You have the 2 New World styles. "New World" styles emphasise specific, distinctive characteristics and unusual flavours, sometimes at the expense of overall balance. To get this effect they usually use a greater amount of coffee in the group, and generally slightly higher water temperature. Usually they go for a very hard pack. So we have:
Antipodean: Dense, almost oily in flavour and texture, strongly extracted and with a thick crema top. Very bold expression.
West Coast American: Characterised by an exceptionally dark roast, not so oily though as the antipodean variety, and with a thinner crema generally.
Then there are the Old World styles - hailing, of course, from Italy. In these styles balance is much more important - to the degree that in fact blends are more typical than varietals (although varietals are seen), and they don't go for flights of fancy in terms of flavour expression. Less coffee usually goes into the group, and indeed the styles also use less water, so that a single espresso in Old World style has less liquid volume than a typical New World style - you might call it ultra-ristretto. Water temperature is usually quite low - well off the boil; this reflects also the lower preponderance of milk-based drinks (in New World style coffee shops I've seen only the most observant and conscientious baristi dedicate different groups for milk steaming and espresso pulling, which is what, really, you should do: milk steaming requires a higher water temperature) With these there are 3 styles:
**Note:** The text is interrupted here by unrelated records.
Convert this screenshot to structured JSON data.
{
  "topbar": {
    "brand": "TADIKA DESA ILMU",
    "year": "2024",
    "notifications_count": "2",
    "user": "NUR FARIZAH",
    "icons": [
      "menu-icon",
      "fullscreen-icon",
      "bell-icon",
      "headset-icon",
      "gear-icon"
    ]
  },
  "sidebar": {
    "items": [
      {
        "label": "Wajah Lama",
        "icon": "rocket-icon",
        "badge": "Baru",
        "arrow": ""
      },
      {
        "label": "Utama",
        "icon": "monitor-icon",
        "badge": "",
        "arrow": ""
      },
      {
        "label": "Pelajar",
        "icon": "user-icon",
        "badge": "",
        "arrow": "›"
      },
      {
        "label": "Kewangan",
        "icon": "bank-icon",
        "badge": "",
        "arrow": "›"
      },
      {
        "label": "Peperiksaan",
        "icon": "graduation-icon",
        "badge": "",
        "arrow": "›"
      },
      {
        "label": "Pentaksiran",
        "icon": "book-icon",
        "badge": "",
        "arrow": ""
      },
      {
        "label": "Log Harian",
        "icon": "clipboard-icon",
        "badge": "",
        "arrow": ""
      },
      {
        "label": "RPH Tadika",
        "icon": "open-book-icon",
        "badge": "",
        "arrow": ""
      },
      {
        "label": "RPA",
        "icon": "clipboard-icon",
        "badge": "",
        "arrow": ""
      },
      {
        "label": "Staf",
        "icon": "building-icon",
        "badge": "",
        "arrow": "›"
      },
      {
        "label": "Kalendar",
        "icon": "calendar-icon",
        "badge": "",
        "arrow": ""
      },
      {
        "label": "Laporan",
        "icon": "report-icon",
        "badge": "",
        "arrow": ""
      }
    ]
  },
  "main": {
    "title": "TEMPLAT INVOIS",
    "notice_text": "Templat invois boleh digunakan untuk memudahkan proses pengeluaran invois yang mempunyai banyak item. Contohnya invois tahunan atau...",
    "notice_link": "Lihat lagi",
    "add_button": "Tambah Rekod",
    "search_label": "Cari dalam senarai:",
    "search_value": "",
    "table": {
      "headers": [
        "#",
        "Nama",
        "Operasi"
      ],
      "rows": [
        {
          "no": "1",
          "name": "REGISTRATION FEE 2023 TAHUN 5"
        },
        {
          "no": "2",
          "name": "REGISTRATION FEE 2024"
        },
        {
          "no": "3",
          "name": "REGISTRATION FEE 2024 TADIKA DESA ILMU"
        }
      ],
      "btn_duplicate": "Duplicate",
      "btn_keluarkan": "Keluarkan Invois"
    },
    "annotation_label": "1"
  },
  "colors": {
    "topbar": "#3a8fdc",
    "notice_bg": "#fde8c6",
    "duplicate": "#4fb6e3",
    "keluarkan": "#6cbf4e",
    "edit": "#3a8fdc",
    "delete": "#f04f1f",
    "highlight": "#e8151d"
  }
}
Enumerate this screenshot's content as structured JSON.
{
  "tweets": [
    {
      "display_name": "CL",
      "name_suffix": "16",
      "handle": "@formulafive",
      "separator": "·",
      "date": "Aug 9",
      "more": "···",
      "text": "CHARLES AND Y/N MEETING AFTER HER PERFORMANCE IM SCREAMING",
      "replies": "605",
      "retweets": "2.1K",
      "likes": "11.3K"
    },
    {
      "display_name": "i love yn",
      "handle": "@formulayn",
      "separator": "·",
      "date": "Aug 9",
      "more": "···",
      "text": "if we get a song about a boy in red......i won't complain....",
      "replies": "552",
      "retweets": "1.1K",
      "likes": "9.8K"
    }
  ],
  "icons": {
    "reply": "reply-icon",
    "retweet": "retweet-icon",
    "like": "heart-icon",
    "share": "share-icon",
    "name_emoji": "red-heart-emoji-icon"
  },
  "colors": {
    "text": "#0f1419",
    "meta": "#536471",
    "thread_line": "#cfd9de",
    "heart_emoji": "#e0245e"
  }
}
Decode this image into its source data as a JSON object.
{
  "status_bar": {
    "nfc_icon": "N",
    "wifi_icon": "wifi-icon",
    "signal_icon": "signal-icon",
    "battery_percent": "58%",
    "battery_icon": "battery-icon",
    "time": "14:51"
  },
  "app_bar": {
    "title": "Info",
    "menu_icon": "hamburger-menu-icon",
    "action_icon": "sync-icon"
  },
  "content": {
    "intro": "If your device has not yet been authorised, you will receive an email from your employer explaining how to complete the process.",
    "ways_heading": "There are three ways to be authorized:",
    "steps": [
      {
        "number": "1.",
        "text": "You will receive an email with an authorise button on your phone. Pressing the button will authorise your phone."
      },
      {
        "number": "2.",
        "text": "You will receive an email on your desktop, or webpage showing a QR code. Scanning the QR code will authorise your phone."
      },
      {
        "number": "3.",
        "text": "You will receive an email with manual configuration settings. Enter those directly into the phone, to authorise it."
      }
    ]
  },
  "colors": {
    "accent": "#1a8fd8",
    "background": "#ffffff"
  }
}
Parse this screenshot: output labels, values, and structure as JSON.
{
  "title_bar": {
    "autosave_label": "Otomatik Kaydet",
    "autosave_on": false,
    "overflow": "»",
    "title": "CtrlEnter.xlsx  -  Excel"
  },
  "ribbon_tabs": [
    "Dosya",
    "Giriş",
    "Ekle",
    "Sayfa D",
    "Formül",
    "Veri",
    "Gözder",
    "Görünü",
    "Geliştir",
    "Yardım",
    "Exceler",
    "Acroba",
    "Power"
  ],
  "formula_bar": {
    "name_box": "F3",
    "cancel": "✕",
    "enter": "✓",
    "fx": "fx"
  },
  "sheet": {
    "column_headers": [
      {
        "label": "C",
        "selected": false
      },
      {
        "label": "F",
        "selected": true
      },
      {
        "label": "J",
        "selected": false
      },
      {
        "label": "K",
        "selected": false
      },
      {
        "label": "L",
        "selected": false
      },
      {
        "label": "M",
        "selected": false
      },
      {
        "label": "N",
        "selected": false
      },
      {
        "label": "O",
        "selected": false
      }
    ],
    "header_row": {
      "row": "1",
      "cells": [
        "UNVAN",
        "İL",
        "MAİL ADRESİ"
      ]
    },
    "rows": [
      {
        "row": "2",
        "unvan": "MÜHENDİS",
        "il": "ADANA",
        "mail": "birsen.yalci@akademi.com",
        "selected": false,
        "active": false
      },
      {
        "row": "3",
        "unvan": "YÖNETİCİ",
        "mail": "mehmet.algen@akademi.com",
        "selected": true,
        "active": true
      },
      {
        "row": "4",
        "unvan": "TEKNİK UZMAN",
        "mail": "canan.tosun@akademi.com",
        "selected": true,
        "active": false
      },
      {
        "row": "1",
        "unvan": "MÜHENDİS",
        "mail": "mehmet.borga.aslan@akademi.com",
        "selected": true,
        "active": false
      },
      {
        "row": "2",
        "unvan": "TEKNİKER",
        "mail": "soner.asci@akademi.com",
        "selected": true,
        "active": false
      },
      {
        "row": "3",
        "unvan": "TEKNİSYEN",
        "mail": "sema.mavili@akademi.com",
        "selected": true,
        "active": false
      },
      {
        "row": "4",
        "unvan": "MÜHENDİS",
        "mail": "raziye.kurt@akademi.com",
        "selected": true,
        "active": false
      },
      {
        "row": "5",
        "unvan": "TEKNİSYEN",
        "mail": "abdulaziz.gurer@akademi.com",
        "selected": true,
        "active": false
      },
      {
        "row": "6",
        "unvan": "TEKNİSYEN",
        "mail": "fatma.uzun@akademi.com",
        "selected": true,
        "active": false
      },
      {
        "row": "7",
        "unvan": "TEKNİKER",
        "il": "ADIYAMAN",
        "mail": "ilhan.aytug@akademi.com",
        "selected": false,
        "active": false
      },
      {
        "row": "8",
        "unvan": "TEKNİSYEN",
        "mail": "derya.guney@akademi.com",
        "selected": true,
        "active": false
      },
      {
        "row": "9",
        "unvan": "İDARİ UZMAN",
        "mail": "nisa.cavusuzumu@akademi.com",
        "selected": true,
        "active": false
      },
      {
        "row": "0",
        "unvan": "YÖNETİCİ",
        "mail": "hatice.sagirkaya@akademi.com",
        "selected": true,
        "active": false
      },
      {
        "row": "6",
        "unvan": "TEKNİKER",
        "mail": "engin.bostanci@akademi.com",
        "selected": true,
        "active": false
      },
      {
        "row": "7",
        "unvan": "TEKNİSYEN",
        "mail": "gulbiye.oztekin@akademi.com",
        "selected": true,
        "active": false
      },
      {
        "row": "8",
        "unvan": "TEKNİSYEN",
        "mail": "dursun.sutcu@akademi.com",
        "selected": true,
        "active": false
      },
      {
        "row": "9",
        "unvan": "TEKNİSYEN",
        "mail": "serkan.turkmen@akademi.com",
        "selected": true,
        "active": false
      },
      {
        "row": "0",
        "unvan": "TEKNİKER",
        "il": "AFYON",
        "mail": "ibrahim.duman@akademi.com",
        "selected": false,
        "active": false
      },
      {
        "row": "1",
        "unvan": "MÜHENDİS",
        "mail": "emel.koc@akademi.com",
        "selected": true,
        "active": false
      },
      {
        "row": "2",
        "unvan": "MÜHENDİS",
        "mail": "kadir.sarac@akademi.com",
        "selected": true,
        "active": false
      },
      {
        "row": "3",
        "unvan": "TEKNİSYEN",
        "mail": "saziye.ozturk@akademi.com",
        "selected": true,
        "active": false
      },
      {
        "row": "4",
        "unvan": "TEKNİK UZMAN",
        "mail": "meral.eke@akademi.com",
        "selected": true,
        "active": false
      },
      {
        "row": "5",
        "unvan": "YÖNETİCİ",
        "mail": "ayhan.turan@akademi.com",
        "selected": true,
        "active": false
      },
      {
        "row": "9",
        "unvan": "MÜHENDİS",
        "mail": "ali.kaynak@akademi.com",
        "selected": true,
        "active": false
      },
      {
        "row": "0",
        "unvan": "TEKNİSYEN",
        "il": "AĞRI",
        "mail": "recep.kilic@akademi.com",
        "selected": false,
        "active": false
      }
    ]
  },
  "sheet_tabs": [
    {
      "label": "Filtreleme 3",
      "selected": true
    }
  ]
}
Northern Italian: Light, bright, subtle. Usually the coffee is lighter roasted and the coffee is less extracted. Crema tends to be on the relatively thin side. A little more water than further south.
Central Italian: Mellow, smooth, simple. Balance here is everything - sometimes at the expense of a flavour that is a bit generic - but the result is consistent. Very thick crema prevails and the coffee has an often almost sugary note.
Southern Italian: Dark, syrupy, hyperintense. Rather like the West Coast American style, they use a very dark roast, but unlike that style, they also use a short pour and very heavy extraction. Crema is thick and usually almost red in colour.
wow - thanks! I've never heard a breakdown like that. And I haven't done much traveling in 4/5 places that you cite, so no way to personally evaluate the distinction. I would say, however, that the current (past 5-10 years at least) trend in west coast coffee roasting is for lighter roasts. Much lighter than what is generically called "Italian roast" or "espresso roast" or even "french roast". And yes, not so oily.
As far as volume, most of what I've encountered (again, in the US) is a 30-45 ml shot, drawn from 17-21 grams of coffee, which is definitely lower than the Istituto Nazionale Espresso Italiano guidelines.
And when I say "west coast", I'm talking about places like Espresso Vivace, Stumptown, Blue Bottle... but this doesn't seem to vary significantly elsewhere in the country (at good coffee shops).